PWM or pulse width modulation is a very common method used for controlling the power across devices like motor, light etc. In PWM method the power across the load is controlled by varying the duty cycle of the drive signal. More the duty cycle more power is delivered across the load and less the duty cycle, less power is delivered across the load. A hex keypad is used for controlling the speed. The speed can be varied in seven steps using the hex keypad. Arduino UNO is the type os arduino development board used in this circuit. The circuit diagram of the PWM motor speed control using arduino is shown in the figure below.
PWM motor speed control using Arduino - [Link]
Nich Fugalfrom @ Makeatronics is working on a BLDC motor controller.
Icall it a smart BLDC commutator. In a nutshell it’s a dedicated atmega328 that monitors the hall effect sensors on a brushless DC motor and takes care of the commutating and driver circuitry.
It’s smart because it has the ability to extract and keep track of motor position while monitoring the hall sensors. There’s also an option to plug in a quadrature encoder for higher resolution. The position can be sampled via a sample and hold input and communicated to a host controller via SPI.
I designed it to be an easy to use black box for interfacing with BLDC motors. All the host controller has to do is feed it direction (high/low) and PWM and the rest is done for you.
BLDC motor control using Atmega328 - [Link]
by Kalle Hyvönen:
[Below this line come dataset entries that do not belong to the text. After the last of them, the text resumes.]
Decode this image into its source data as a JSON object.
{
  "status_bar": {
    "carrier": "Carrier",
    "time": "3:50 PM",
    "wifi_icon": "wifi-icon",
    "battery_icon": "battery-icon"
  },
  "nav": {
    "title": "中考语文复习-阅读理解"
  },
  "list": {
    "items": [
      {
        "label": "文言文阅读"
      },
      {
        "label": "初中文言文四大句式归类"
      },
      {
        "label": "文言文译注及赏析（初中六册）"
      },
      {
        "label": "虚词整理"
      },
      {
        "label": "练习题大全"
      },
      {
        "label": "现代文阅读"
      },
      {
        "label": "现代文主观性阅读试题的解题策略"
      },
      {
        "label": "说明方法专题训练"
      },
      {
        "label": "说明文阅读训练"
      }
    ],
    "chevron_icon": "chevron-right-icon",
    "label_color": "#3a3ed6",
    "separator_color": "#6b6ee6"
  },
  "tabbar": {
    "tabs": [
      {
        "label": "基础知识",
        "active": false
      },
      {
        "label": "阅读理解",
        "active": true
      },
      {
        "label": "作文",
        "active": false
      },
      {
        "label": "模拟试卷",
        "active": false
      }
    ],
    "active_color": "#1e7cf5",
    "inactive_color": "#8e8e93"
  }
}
I bought a small aquarium (54l) as an impulse buy and I needed some lights for it, so naturally I wanted to use LEDs. I also needed a timer for the lights. I also wanted the lights to fade in and out when they were going on or off as a cool effect.
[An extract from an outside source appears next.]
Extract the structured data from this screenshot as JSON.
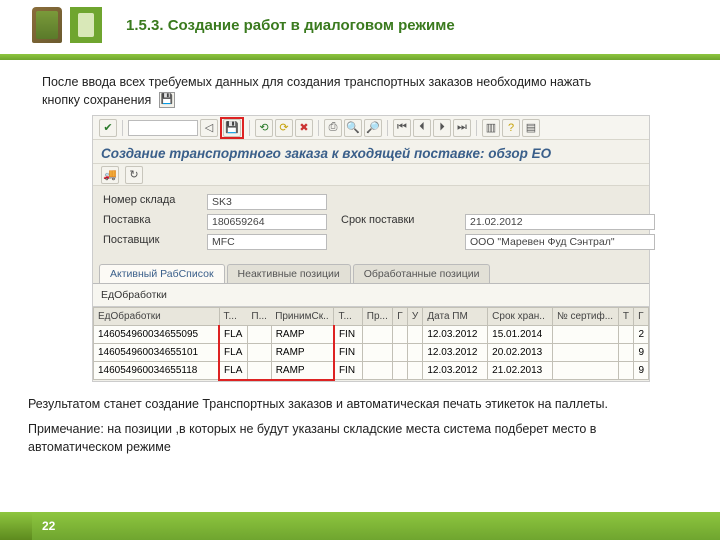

I ordered four Cree XP-G R5 LEDs (cool white, apparently too warm of a light will cause algae growth) and a one amp (switching) constant current supply (with PWM support) from LED-tech.de. I had some Maxim DS3234 real-time clocks with a serial bus (SPI) which looked easy to implement so I decided to use one. I also had one spare Arduino board so that was going to be my microcontroller of choice. I used a laptop power supply as the power source.
LED aquarium lighting with an Arduino based PWM timer - [Link]
praveen @ circuitstoday.com writes:
In this article we explain how to do PWM (Pulse Width Modulation) control using arduino. If you are new to electronics, we have a detailed article explaining pulse width modulation. We have explained PWM in this tutorial using 2 examples which will help you learn how to control LED brightness using PWM and how to control DC motor speed using PWM.
PWM Control using Arduino – Learn to Control DC Motor Speed and LED Brightness - [Link]
by Susan Nordyk:
The LT8471, a dual PWM DC/DC converter from Linear Technology, employs two internal 2-A, 50-V switches and an additional 500-mA switch to facilitate step-down, step-up, and inverting conversions. Each 2-A channel can be independently configured as a buck, boost, SEPIC, flyback, Zeta, or inverting converter.
This broad range of topologies and output configurations makes the LT8471 useful for a wide range of industrial and automotive applications. The converter operates from an input voltage of 2.6 V to 50 V, allowing it to be used with input sources ranging from single-cell lithium-ion to automotive batteries.
The LT8471 is capable of generating both positive and negative outputs. Its switching frequency is programmable and synchronizable from 100 kHz to 2 MHz. The device’s 50-V switches achieve overall efficiencies of up to 85% for buck and inverting applications. Operating from a 6-V to 32-V input, the LT8471 delivers up to 1.5 A at 5 V and 650 mA at –5 V.
Housed in a 20-lead, thermally enhanced TSSOP, the LT8471 costs $3.75 each in lots of 1000 units. An industrial-temperature version is priced at $4.13 in like quantities. Both versions are available from stock.
Multiple-topology DC/DC converter integrates dual 2-A switches - [Link]